Many diseases are known to be caused by mutations in a persons DNA. The polymerase chain reaction (PCR) is a technique used to amplify specific regions of DNA for analysis. Using PCR we can target those specific regions to identify if a mutation is present or not. This allows us to make a diagnosis or prognosis of a disease or disorder.
The Molecular Haematology laboratory offers investigations for haemochromatosis and disorders of thrombophilia. Below is a brief explanation of the tests on offer.
For details regarding sample requirement please see the Test Database.
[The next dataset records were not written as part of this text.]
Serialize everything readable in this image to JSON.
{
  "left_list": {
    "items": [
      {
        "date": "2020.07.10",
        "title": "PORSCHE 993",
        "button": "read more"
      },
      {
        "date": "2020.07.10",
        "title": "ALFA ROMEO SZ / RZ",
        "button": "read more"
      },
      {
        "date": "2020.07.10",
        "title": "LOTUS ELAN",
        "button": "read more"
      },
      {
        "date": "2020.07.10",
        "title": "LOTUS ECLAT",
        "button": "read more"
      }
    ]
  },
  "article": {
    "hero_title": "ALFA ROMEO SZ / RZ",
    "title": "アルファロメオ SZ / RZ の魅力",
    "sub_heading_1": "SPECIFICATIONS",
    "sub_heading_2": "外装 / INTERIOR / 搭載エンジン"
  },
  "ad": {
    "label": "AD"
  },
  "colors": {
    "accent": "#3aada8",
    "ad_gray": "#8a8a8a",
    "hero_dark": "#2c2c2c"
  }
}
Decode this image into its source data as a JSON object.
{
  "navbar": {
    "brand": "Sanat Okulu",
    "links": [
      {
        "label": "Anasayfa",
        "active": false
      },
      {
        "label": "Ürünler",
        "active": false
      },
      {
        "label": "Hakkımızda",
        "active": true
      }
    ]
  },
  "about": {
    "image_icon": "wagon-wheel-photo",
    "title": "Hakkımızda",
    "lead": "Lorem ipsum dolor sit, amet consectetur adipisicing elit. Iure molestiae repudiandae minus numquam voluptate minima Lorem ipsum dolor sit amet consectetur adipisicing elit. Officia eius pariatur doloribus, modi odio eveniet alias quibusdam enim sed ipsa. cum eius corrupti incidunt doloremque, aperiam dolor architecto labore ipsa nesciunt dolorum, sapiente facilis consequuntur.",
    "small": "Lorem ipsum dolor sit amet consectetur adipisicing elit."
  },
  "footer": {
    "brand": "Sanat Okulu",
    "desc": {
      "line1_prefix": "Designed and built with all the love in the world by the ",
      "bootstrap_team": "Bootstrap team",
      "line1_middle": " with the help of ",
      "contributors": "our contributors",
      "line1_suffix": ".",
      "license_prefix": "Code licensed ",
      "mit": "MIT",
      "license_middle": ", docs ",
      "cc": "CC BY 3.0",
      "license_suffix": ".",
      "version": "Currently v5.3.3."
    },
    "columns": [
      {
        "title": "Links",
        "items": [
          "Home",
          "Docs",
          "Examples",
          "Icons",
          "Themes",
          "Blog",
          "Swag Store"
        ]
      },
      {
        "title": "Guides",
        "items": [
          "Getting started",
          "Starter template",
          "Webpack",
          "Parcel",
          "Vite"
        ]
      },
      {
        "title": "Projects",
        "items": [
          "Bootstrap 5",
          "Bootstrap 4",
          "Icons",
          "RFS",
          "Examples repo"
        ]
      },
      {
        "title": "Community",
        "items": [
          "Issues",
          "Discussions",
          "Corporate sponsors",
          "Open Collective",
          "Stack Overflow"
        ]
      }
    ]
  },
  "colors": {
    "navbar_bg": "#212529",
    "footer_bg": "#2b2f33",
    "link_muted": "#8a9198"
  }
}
Results are usually available within 14 working days (excluding weekends) of sample receipt.
The Human Genome Variation Society (HGVS) updated nomenclature for the description of sequence variants in 2016. For ease of users traditional nomenclature is currently used within our reports. Please see below for updated HGVS –nomenclature for current assays:
c.845G>A (p.Cys282Tyr) formerly known as C282Y
c.187C>G (p.His63Asp) formerly known as H63D
c.1691G>A (p.Arg506Gln) formerly known as Factor V Leiden
c.*97G>A (p. formerly known as the G20210A Prothrombin Gene mutation
Factor V Leiden (R506Q) - Activated protein C resistance has been attributed to a single point mutation in the gene that codes for the clotting factor protein Factor V, and termed R506Q-Factor V Leiden. This polymorphism involves a single base pair substitution at position 1691 in the factor V gene, resulting in substitution of the arginine (R) at position 506 by glutamine (Q). The mutation results in an increased risk of thrombosis. Exposure to certain environmental risk factors, such as surgery, pregnancy, or oral contraceptives, can further increase the risk for a venous thrombotic event.
Prothrombin Gene (G20210A) - Prothrombin is the precursor to thrombin, which plays a central role in thrombosis, haemostasis and fibrinolysis. A mutation in the prothrombin gene, a single G to A transition at position 20210, causes an increase in prothrombin and is associated with an increased risk of venous thrombo-embolism.
C282Y, H63D - Haemochromatosis is an autosomal recessive disorder of iron overload. The disease is characterised by the progressive accumulation of dietary iron, which can lead to clinical complications including cirrhosis, diabetes, cardiomyopathy, arthritis and hepatocellular carcinoma. Several point mutations have been identified, however two are considered to be of more importance in the disease, C282Y and H63D. 80 – 100% of patients with Hereditary Haemochromatosis are homozygous for the C282Y mutation, and individuals showing compound heterozygosity may also be predisposed to iron overload.
DNA retrieved from samples is currently stored for up to 30 years. Any additional request on an archived sample should be made on a Molecular request form for up to this time period. The quality of the DNA will determine if the request is achievable.
The Molecular Haematology Laboratory is staffed Monday to Friday 09:00 to 17:00. Any samples arriving outside of these hours will be refrigerated overnight and dealt with the next working day. For enquiries telephone 0121 424 0704 to speak to a member of Molecular Haematology staff.
to download a request form (pdf). Please complete request form accurately providing as much relevant information as possible. The laboratory will not accept samples/requests with missing or mislabelled PID.
Further information can be obtained from the following external websites: